=== EXERCISE DATA ===

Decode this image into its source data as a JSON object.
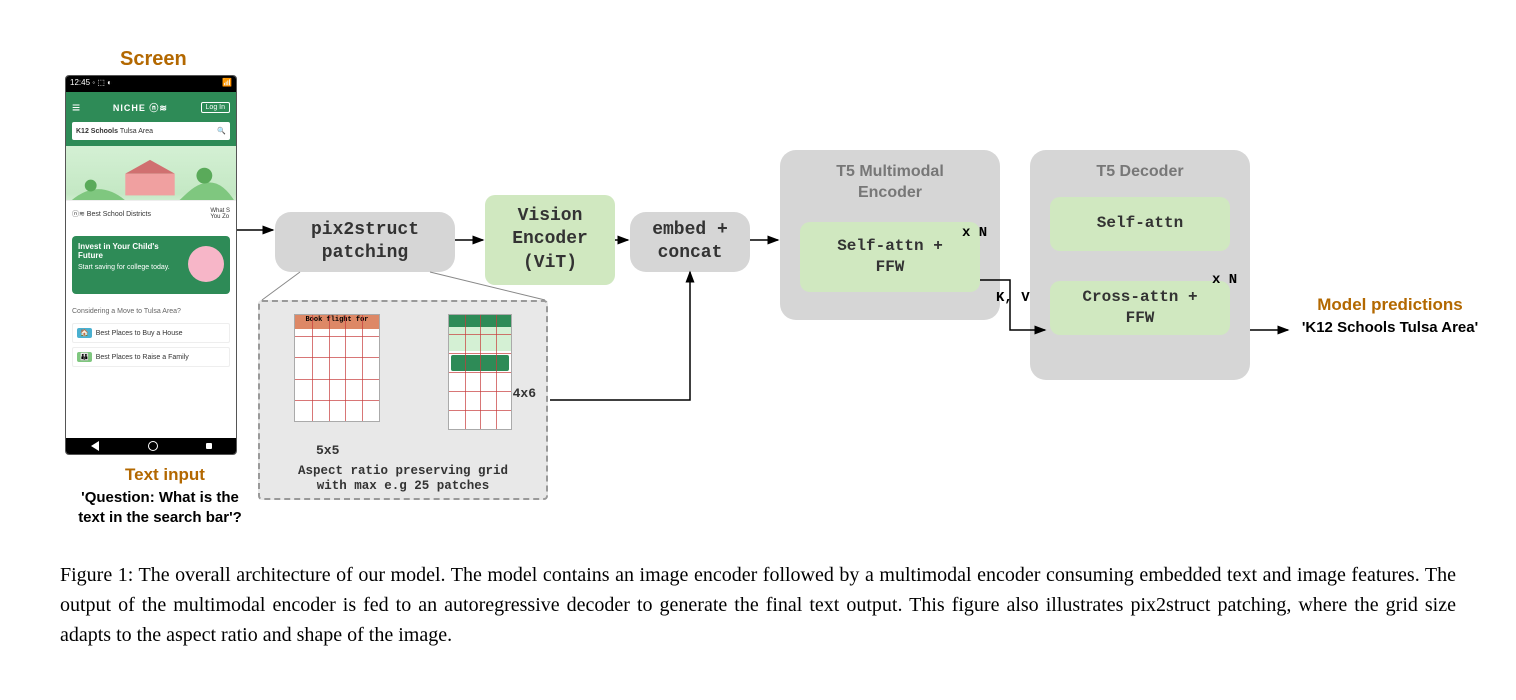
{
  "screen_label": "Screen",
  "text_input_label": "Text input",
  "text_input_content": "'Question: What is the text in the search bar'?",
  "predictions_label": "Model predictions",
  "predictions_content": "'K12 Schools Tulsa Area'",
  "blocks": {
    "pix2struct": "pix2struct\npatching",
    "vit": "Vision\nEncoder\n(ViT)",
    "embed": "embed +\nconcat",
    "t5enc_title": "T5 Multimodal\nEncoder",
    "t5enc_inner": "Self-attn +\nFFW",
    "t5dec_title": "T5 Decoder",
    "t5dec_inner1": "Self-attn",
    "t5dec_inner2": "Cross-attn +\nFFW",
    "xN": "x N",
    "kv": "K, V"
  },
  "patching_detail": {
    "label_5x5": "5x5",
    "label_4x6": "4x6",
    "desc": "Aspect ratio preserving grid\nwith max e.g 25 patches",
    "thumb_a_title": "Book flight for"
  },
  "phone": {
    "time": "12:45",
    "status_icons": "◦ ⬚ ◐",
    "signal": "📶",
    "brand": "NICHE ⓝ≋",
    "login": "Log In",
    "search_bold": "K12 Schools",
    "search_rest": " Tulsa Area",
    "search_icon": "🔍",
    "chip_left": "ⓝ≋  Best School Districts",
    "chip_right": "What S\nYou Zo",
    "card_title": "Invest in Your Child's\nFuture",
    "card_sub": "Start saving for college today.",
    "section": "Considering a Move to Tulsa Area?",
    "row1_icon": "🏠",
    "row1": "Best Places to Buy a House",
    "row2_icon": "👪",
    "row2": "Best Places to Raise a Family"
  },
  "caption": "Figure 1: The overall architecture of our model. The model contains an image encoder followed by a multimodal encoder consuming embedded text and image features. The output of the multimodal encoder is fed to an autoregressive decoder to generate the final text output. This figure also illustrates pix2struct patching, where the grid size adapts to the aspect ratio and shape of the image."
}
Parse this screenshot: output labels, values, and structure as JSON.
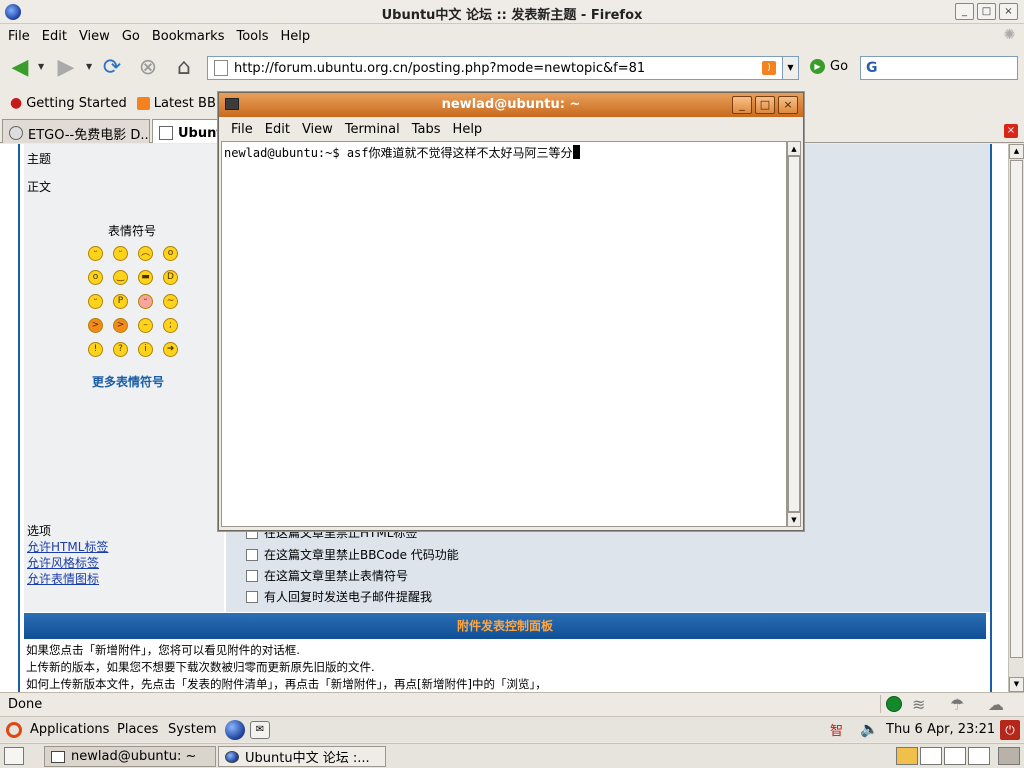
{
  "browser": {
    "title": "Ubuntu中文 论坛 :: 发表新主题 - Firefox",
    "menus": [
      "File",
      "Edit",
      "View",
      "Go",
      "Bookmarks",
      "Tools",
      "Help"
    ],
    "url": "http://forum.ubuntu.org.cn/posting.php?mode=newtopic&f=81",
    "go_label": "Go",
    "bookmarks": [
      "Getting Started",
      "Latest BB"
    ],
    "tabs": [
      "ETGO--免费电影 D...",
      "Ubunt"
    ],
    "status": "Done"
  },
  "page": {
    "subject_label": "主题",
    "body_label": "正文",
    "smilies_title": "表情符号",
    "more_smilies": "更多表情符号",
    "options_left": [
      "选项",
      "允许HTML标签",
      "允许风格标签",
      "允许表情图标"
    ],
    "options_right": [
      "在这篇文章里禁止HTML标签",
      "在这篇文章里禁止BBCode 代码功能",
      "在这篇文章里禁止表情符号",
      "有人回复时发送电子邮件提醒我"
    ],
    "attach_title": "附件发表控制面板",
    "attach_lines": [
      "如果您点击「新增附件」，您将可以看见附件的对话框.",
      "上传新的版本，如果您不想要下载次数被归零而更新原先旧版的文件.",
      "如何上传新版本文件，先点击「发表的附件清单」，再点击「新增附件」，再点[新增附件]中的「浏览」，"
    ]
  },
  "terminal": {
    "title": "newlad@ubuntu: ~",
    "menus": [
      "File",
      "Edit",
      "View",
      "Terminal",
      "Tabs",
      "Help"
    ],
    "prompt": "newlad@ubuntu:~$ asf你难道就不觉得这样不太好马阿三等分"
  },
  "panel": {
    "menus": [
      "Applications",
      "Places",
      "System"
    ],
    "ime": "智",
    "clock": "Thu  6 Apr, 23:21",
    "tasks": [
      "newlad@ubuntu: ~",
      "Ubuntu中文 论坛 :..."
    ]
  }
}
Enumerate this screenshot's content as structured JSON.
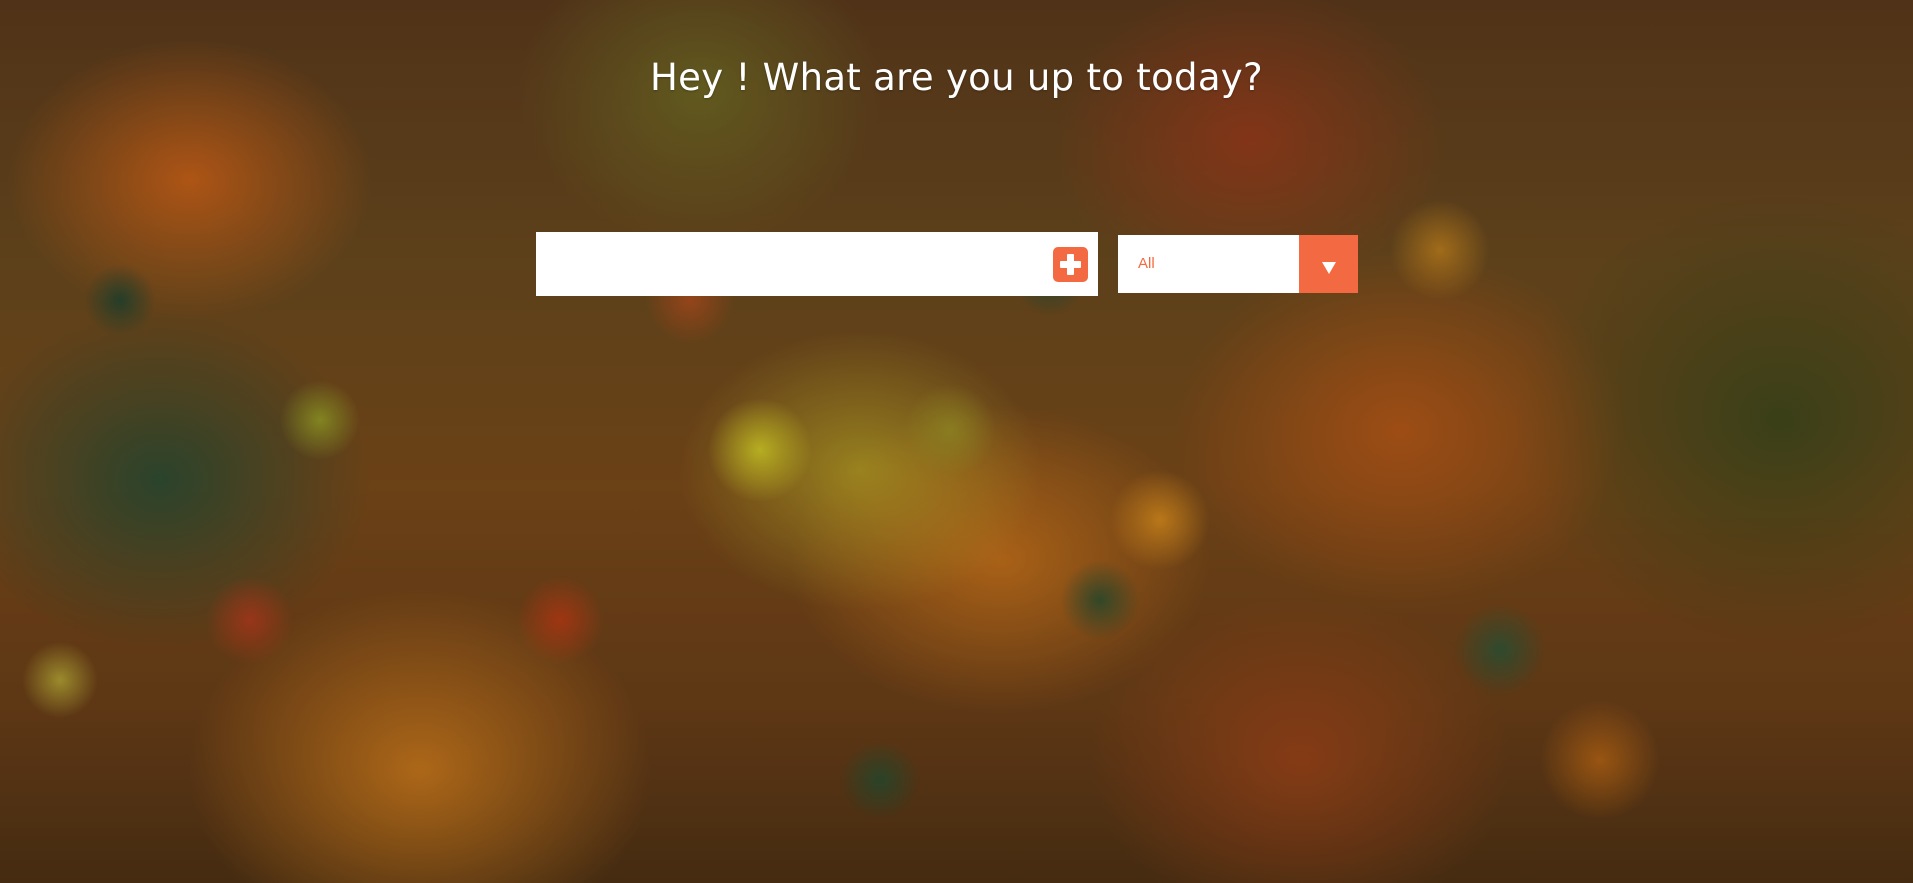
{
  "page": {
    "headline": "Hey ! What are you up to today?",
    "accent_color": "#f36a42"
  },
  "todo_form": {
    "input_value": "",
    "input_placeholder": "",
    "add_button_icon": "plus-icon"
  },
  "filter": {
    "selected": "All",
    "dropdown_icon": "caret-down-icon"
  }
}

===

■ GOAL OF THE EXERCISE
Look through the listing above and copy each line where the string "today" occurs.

■ RESPONSE BOX
    "card_sub": "Start saving for college today.",
    "headline": "Hey ! What are you up to today?",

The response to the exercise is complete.